A day in Ravenna (5/23/02)
This will probably be the only mass e-mail I will be sending from Ravenna, where we are only scheduled to spend one full day. Because it is only 3:30 p. m. here and our day is far from over, it will probably also be the shortest such message I have sent out thus far on this trip. I just had lunch with Sheila -- a couple of panini and some acqua minerale purchased at a place across the street from where we are staying -- and in another hour or so I plan to take her to a beach north of Ravenna so she can see the Adriatic, and, as she says, get her feet wet in it. Meanwhile, I am on my way to see the Battistero Neoniano and one or two other places. We had planned to go to San Marino this afternoon -- it is an independent country completely surrounded by Italy, and whose principal industries are tourism and postage stamps -- but we decided that particular jaunt would serve no purpose except to enable us to say we had been there. Besides, Donatella told us the beaches here are better than the ones at Rimini -- where we would have to go before going to San Marino -- and that the Ravenna beaches have the added advantage of not being magnets for tourists and beachcombers.
I spent most of the morning and part of the afternoon wandering around Ravenna, where one combined ticket is good for admission to all of the principal tourist attractions. It costs 8 euros. There is not a lot to see in Ravenna, but what it does offer is fascinating, and I am glad we came here. I visited Dante's tomb this morning, plus San Vitale and the Masoleo di Galla Placidia; but the site I enjoyed the most -- and a must-see if you ever come to Ravenna -- is the Church of Sant'Apollinare Nuovo, which dates from the sixth century. Ravenna in general, and this church in particular, is full of beautiful Byzantine art, mostly in the form of mosaics, but including a few frescoes as well. Much of it is absolutely breathtaking -- and keep in mind that this remark comes from someone who is not particularly knowledgeable about art. Unfortunately, I forgot to take the flash attachment for my camera, and as a result will almost certainly not have any good pictures of the art treasures. [Happily, this bit of conjecture later proved to be wrong]. I'll try to bring back some postcards; you simply have got to see these.
I quite like Ravenna, and sort of wish now that I had planned another day here, in which case we almost certainly would have gone to San Marino. Ravenna is a comparatively quiet town of about 90,000, and is not overrun by tourists the way Florence and Rome usually are. (It is a tourist attraction of sorts, though; today, in fact, I ran into a large group from the Utah Valley State College in Provo. The chaperone of the group, who was LDS, told me, incidentally, that Elder Jeffrey Holland had been in Florence only yesterday.) The Byzantine presence in Ravenna arises from the fact that in the fifth and sixth centuries A. D., it was the capital of the Western Roman Empire. I recommend this town to anyone planning to come to Italy. Most of its principal tourist attractions can be seen in a few hours, on foot; but I thought it worthy of an overnight stay, and cannot say that I regret that decision.

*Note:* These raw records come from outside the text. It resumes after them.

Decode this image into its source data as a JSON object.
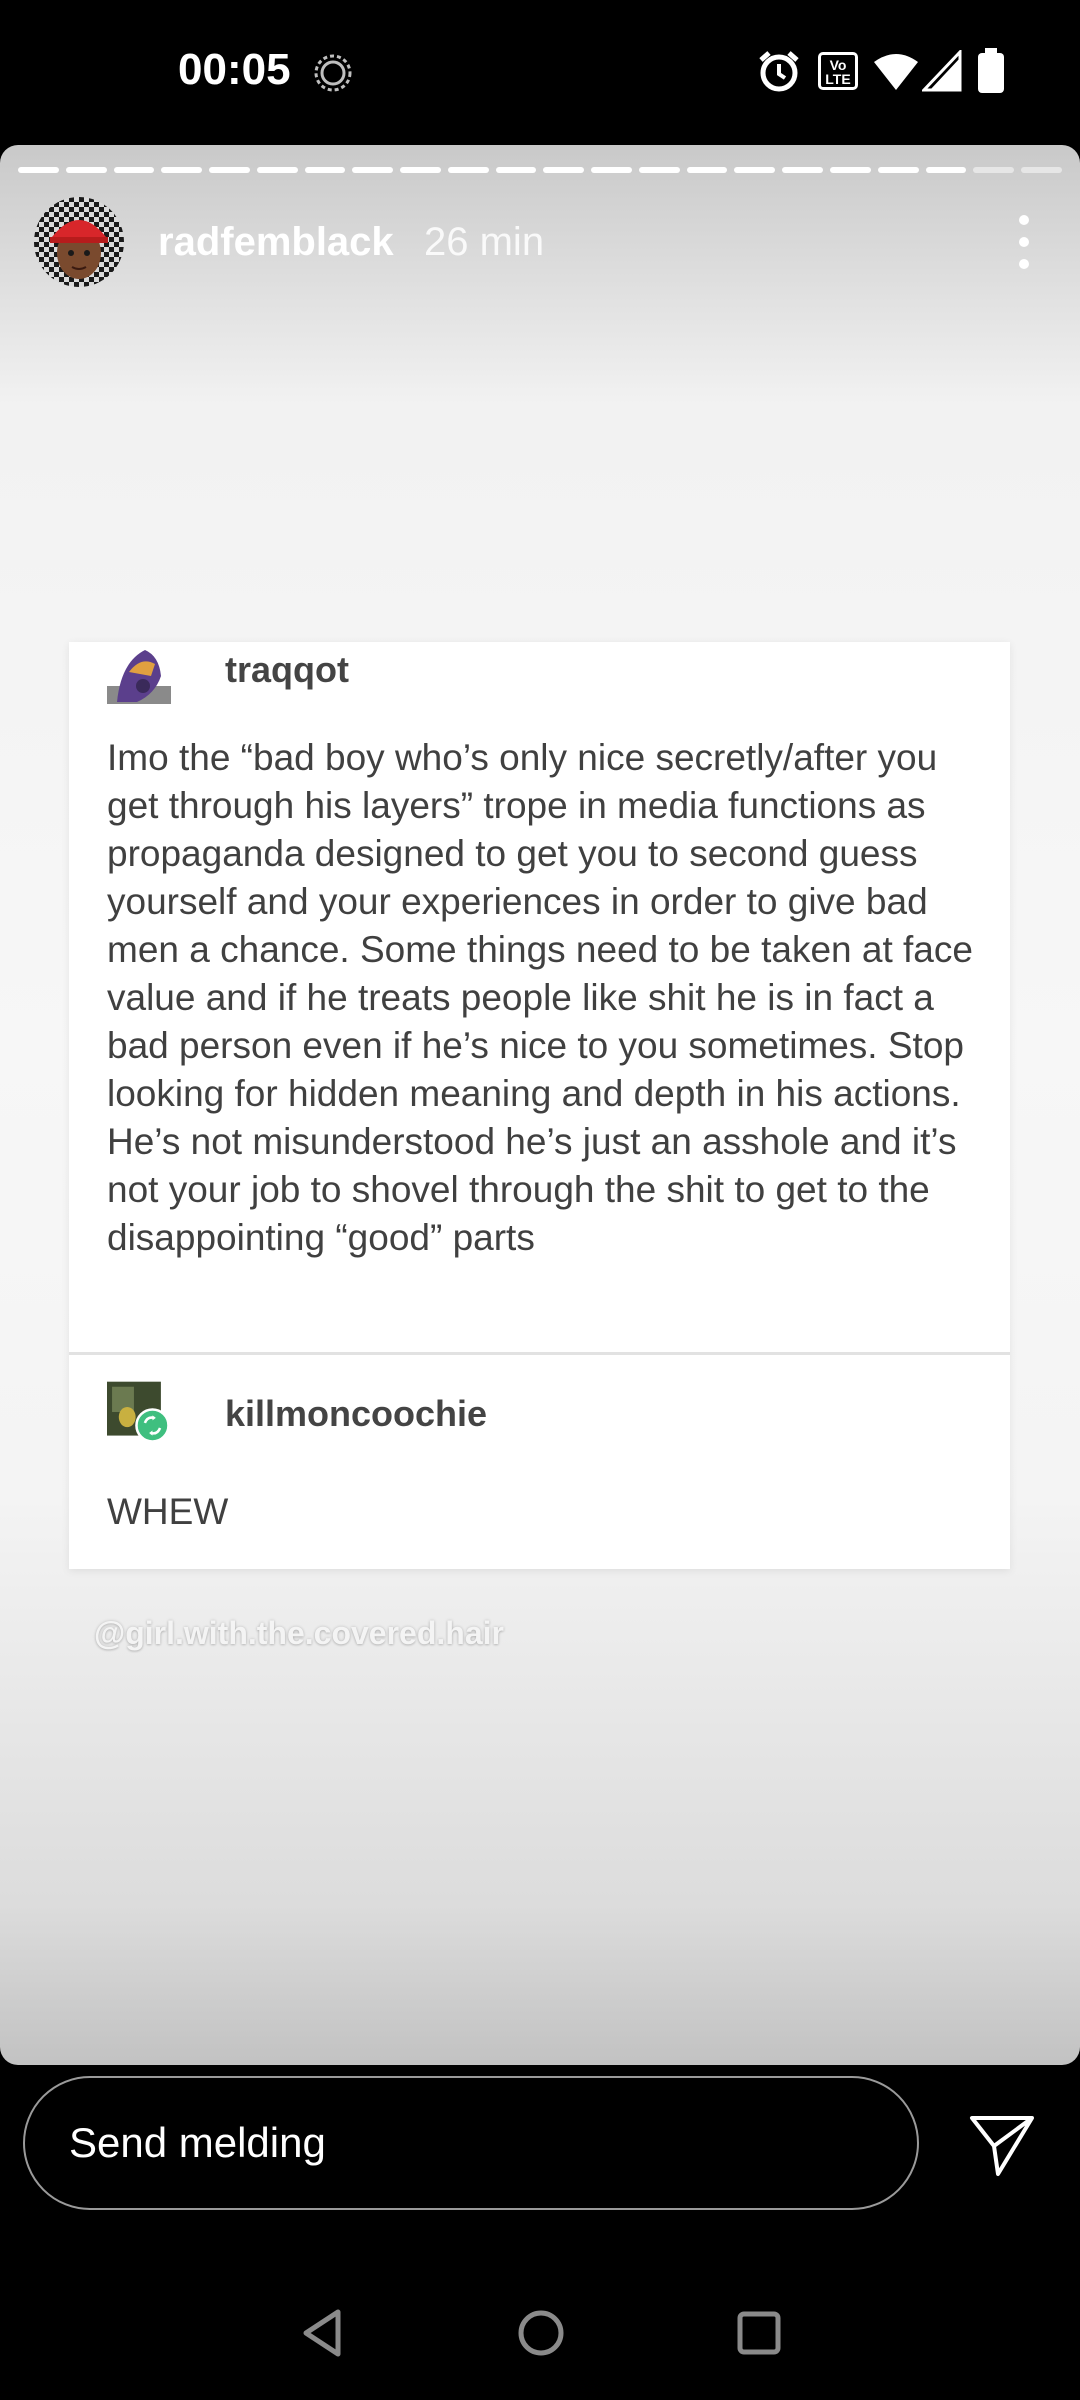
{
  "status_bar": {
    "time": "00:05",
    "icons": [
      "settings-gear-icon",
      "alarm-icon",
      "volte-icon",
      "wifi-icon",
      "signal-icon",
      "battery-icon"
    ],
    "volte_label": "Vo LTE"
  },
  "story": {
    "segment_count": 22,
    "segments_complete": 20,
    "username": "radfemblack",
    "time_ago": "26 min"
  },
  "post": {
    "author": "traqqot",
    "text": "Imo the “bad boy who’s only nice secretly/after you get through his layers” trope in media functions as propaganda designed to get you to second guess yourself and your experiences in order to give bad men a chance. Some things need to be taken at face value and if he treats people like shit he is in fact a bad person even if he’s nice to you sometimes. Stop looking for hidden meaning and depth in his actions. He’s not misunderstood he’s just an asshole and it’s not your job to shovel through the shit to get to the disappointing “good” parts",
    "reblog_author": "killmoncoochie",
    "reblog_text": "WHEW"
  },
  "watermark": "@girl.with.the.covered.hair",
  "reply": {
    "placeholder": "Send melding"
  },
  "colors": {
    "background": "#000000",
    "story_bg": "#f4f4f4",
    "card_bg": "#ffffff",
    "body_text": "#404040",
    "reblog_badge": "#3fbf7f"
  }
}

I notice that I have to struggle with my Italian when I am tired, and I have been very tired for the past couple of days. The cab driver in Florence who drove us to the train station yesterday told me that my Italian was very good, and he said he was impressed that I was able to use some difficult verb conjugations in my speech; he mentioned specifically that I had correctly used the verb "suppongono." I know I have a long way to go before I can really feel comfortable speaking Italian, but nothing I have experienced during this trip discourages me, and I believe taking it up has been one of the most worthwhile things I have ever done.
FYI, today is our fifteenth wedding anniversary. I asked Sheila this morning if she had ever thought we would be celebrating one of those annual milestones in Italy, and she said no. The stay in Ravenna was intended largely for her benefit, which is why I have decided to skip San Marino and head for the beach. First, though, I have to go to that Battistero, which I propose to do right now. Barring some unforeseen development, the next time you hear from me we will probably be in Bolsena. (Pray that my back will hold up okay tomorrow as I haul the Monster over a good portion of Italy.)